Intersectional Feminist Memory Interventions in British Film and Literature of the 1980s and 1990s
In a time of heated debates around migration and national identity, academic approaches to these subjects become more and more important for a critical understanding of diversity and mobility. However, gender as a category of analysis tends to be overlooked in this context. Therefore, my dissertation project is concerned with what I call intersectional feminist interventions into the filmic and literary canon: migrant women and women of colour inscribing themselves into a predominantly white discourse.
The premise of my dissertation is that memories of migration tend to be neglected in official discourses on national history, be it in the United Kingdom or in other European countries. Drawing on recent concepts from memory studies, the project presupposes that, in different forms of media interventions challenging the dominant regime of representation, migrant and diasporic communities develop counter strategies to address this neglect. Yet, these kinds of media interventions usually take the male perspective as a default. This is often based on the erroneous presumption that only men actively migrate (e.g. for better working conditions) and are merely accompanied by women. Therefore, from an intersectional research perspective, my project primarily aims to look at how women of the (Black and Asian) diasporas specifically create filmic or literary interventions.
Based on the premise that narratives play a central role in the production of cultural memory, the body of case studies will consist of fictional and documentary films and fictional literary texts. I will focus on the short films of Black British film-makers Ngozi Onwurah and Pratibha Parmar, and on the (short fiction and poetry) anthologies published by the Asian Women Writers Collective.

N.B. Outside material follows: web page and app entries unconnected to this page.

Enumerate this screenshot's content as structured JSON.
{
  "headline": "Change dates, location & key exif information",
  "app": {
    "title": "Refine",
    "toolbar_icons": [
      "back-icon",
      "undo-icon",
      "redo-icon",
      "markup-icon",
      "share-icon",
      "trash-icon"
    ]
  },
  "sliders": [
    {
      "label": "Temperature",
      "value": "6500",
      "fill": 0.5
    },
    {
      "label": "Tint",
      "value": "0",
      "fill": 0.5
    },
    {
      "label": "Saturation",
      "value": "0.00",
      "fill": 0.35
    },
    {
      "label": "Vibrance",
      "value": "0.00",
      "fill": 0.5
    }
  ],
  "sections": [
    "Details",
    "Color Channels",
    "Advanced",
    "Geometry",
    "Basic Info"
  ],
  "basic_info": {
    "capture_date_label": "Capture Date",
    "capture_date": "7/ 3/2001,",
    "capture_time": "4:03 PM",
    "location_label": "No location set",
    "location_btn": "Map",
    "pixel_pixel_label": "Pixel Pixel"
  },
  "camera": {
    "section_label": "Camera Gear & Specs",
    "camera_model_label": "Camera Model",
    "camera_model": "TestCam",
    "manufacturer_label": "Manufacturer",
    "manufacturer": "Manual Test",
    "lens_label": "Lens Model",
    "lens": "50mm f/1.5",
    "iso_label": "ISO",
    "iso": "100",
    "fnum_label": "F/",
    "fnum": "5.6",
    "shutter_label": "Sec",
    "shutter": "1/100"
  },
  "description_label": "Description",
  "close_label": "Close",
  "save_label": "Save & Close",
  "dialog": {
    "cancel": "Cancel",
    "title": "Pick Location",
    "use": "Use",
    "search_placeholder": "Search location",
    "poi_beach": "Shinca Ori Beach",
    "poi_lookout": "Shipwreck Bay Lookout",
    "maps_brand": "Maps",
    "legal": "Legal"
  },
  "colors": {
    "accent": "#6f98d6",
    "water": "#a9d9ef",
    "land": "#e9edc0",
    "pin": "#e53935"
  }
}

Working within the specific cultural climate of Britain of the late 1980s and early 1990s, these artists have challenged mainstream representations of women of colour and Black women.